More than just well executed and highly entertaining as first-person horror, “Afflicted” turns into the most believable body horror transformation movie I have ever seen.
“Wolf Creek” is so successful at injecting unease directly into the bloodstream that a climax accused of being visceral torture for shock’s sake is highly terrifying despite the “it’s been d
“Stage Fright” is broadly funny without being overly silly, gory without being grotesque, and unique in its appeal without ever compromising its identity.
With such a brisk runtime, “Doc of the Dead” cannot help but be likened to one of the infected from “28 Days Later” as it zips through key points of zombie history so breezily that it barely pause
“Haunt” is highly successful at gradually weaving a drape of dread over itself, although it is less on the mark at keeping that fire stoked as the momentum runs out of steam.
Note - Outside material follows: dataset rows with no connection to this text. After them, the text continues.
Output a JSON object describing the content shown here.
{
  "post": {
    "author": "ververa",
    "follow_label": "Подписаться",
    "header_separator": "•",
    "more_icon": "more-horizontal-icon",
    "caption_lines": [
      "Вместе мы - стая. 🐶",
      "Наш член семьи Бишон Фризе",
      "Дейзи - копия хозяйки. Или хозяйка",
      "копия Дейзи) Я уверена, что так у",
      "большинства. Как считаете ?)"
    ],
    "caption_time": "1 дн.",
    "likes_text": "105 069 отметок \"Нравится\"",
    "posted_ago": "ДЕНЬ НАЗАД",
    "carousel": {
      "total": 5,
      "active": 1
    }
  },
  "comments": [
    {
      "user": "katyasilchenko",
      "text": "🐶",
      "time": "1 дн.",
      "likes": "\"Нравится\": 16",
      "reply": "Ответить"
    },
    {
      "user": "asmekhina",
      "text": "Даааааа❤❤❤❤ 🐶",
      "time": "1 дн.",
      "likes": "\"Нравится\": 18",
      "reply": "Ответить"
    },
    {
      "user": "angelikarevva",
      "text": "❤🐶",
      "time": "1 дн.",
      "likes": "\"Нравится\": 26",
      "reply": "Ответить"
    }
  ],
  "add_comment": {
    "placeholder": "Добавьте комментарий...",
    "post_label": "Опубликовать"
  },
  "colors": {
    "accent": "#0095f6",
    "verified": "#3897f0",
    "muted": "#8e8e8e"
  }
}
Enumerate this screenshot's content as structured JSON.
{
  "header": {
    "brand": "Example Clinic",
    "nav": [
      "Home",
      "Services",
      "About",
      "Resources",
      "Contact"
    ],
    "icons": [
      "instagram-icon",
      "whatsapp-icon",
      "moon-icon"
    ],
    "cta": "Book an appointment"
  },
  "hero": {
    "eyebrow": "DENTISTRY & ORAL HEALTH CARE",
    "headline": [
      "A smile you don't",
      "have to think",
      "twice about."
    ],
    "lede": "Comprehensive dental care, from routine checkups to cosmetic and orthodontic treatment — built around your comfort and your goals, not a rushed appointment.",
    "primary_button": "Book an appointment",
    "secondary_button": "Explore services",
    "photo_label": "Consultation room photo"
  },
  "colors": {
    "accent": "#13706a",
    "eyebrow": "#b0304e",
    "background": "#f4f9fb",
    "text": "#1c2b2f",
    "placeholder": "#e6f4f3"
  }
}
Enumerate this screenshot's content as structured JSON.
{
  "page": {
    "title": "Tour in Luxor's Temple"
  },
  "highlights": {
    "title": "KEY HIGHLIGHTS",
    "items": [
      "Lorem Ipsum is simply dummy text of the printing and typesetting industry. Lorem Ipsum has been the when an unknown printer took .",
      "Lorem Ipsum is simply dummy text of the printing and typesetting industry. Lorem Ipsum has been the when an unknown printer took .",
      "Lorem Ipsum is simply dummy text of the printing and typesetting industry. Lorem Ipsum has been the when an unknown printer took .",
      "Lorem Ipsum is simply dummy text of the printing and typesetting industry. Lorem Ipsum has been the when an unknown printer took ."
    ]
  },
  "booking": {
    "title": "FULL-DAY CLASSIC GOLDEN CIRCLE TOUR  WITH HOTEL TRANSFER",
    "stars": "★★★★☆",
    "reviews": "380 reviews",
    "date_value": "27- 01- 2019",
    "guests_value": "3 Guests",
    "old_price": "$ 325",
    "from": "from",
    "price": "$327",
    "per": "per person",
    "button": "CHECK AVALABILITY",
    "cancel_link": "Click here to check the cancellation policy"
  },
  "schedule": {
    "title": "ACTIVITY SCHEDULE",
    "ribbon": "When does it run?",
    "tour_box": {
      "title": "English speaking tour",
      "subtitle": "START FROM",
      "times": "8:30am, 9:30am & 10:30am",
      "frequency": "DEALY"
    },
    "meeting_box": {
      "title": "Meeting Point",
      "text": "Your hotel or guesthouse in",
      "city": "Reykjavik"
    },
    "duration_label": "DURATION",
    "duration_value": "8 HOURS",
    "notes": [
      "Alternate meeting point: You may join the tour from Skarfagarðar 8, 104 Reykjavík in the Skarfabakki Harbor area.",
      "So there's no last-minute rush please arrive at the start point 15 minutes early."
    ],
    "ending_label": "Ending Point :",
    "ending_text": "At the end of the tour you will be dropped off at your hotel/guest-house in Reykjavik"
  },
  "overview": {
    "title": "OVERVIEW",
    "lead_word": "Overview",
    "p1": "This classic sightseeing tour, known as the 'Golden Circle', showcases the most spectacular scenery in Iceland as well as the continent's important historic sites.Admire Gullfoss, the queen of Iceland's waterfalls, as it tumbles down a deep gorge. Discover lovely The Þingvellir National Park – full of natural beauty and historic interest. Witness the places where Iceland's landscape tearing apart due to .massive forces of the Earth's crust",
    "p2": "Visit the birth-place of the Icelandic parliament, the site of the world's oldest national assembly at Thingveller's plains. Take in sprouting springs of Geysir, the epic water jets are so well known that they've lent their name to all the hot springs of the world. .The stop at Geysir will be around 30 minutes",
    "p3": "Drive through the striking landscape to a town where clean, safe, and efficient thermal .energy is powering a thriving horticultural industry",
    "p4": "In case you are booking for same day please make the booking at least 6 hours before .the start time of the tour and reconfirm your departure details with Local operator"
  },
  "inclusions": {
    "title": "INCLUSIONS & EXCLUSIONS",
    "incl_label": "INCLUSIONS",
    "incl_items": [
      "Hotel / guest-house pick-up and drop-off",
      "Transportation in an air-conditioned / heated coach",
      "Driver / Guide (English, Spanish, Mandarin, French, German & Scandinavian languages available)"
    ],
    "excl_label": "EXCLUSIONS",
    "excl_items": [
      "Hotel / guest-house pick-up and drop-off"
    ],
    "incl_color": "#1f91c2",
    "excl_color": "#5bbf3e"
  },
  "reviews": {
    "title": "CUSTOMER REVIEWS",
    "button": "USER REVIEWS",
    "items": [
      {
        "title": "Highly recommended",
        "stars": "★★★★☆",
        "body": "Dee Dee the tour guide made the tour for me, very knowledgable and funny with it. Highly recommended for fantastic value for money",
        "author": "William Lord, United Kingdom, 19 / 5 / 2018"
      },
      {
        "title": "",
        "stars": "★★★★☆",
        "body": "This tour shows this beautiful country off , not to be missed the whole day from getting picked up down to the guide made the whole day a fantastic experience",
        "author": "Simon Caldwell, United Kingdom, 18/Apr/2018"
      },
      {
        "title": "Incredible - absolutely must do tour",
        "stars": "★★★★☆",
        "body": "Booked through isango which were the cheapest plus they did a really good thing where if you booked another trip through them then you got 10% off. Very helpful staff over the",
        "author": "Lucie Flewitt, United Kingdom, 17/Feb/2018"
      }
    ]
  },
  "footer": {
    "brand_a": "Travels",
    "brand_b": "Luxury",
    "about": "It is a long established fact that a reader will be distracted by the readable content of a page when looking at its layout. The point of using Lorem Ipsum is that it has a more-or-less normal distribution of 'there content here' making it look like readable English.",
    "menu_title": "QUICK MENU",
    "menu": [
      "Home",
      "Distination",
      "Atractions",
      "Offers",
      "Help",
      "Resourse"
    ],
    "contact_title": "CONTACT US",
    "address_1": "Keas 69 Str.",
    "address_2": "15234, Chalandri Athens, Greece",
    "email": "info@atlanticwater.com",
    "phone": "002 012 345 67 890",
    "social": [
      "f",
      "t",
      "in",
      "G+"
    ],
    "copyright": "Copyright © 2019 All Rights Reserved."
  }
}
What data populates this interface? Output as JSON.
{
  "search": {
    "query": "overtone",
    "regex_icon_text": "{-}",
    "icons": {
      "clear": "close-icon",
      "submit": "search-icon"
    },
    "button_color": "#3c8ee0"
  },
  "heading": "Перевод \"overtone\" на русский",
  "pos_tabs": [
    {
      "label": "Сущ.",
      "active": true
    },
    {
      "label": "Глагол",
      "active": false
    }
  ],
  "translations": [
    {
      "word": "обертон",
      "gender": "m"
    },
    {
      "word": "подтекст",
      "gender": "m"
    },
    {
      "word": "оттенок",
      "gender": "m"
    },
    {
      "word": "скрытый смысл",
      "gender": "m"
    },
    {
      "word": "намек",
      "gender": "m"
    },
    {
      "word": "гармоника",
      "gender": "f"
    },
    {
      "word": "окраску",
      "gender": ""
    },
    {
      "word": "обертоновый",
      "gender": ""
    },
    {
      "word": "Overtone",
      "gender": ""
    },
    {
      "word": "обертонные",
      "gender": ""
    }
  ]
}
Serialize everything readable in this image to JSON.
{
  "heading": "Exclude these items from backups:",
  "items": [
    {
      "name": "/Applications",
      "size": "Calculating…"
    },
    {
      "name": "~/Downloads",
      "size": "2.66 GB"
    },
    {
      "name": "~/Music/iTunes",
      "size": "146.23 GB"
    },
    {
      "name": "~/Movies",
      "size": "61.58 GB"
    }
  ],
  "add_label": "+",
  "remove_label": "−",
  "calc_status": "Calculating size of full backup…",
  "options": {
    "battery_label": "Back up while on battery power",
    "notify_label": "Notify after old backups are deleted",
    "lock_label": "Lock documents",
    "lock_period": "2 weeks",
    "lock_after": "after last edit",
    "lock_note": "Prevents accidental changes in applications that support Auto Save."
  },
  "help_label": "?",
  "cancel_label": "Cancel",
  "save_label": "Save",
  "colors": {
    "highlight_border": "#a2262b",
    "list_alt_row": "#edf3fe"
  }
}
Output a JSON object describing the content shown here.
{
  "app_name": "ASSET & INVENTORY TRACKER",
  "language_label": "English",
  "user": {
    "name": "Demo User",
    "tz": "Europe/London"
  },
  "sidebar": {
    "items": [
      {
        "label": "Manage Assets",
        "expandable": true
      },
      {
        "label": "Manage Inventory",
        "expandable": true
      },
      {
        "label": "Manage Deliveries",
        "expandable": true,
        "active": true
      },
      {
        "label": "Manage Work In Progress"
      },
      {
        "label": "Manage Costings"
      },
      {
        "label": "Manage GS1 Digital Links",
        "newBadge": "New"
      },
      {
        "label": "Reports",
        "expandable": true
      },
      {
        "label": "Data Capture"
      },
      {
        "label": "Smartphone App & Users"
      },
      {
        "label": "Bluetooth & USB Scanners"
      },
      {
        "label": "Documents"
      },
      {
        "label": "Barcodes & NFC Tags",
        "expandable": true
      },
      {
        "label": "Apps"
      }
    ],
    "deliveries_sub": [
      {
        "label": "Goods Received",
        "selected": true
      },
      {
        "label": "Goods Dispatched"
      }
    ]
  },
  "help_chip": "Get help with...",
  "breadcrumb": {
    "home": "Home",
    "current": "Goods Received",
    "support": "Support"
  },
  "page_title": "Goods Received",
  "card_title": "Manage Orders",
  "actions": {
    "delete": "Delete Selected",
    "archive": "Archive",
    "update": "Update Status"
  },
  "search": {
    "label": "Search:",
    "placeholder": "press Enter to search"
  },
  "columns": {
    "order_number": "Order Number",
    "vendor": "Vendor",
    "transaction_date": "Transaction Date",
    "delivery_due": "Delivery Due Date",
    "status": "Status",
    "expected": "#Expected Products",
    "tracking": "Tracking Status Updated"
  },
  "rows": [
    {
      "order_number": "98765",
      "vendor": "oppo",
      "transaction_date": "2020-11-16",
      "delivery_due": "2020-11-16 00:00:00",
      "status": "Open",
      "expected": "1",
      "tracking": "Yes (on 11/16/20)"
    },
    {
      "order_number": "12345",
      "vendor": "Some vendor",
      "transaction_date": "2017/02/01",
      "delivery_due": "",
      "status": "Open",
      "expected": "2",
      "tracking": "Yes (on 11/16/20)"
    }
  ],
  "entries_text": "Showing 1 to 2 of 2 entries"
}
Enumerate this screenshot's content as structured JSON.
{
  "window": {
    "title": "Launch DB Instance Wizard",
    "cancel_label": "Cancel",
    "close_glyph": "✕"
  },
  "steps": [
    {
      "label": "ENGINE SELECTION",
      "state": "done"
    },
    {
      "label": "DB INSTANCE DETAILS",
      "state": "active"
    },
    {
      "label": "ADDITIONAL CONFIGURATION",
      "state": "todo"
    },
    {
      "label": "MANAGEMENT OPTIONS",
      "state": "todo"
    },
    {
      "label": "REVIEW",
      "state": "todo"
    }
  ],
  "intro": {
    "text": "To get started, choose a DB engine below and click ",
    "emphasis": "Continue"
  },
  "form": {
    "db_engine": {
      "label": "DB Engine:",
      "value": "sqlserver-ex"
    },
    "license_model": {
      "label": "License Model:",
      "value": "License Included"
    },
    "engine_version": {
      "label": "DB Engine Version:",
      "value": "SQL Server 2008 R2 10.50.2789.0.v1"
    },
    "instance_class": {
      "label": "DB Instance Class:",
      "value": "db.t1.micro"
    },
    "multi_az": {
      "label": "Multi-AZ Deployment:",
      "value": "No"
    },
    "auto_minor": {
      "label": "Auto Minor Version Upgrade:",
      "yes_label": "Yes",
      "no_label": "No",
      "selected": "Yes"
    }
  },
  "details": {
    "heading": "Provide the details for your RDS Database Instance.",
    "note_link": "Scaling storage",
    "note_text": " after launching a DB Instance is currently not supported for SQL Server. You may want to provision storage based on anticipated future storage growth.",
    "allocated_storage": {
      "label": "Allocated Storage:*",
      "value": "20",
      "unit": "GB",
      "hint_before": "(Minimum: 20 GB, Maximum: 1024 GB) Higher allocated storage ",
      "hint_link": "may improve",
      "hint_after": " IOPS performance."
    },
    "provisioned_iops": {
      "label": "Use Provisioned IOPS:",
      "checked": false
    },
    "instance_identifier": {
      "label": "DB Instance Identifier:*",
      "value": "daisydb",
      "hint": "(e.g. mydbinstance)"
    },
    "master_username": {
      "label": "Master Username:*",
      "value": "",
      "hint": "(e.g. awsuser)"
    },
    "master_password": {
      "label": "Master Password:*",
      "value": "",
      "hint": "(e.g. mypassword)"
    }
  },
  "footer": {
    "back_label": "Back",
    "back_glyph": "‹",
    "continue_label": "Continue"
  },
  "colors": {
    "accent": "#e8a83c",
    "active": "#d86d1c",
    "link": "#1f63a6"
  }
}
Off the bat, “Children of Sorrow” earns a fair amount of goodwill for being psychological “found footage” horror about the inner workings of a death cult instead of routine jump scares set in the
“Alien Abduction” borrows too heavily from a familiar formula for a story that never fully capitalizes on the uniqueness of its premise.
“Late Phases” ends up making a place for itself at the top of the list of werewolf movies least desirable for a repeat viewing. And that is a disappointment indeed.
On its surface, "Starry Eyes" tells a horror story of physical metamorphosis while the deeper theme underneath explores the more intangible terrors that come with transformation.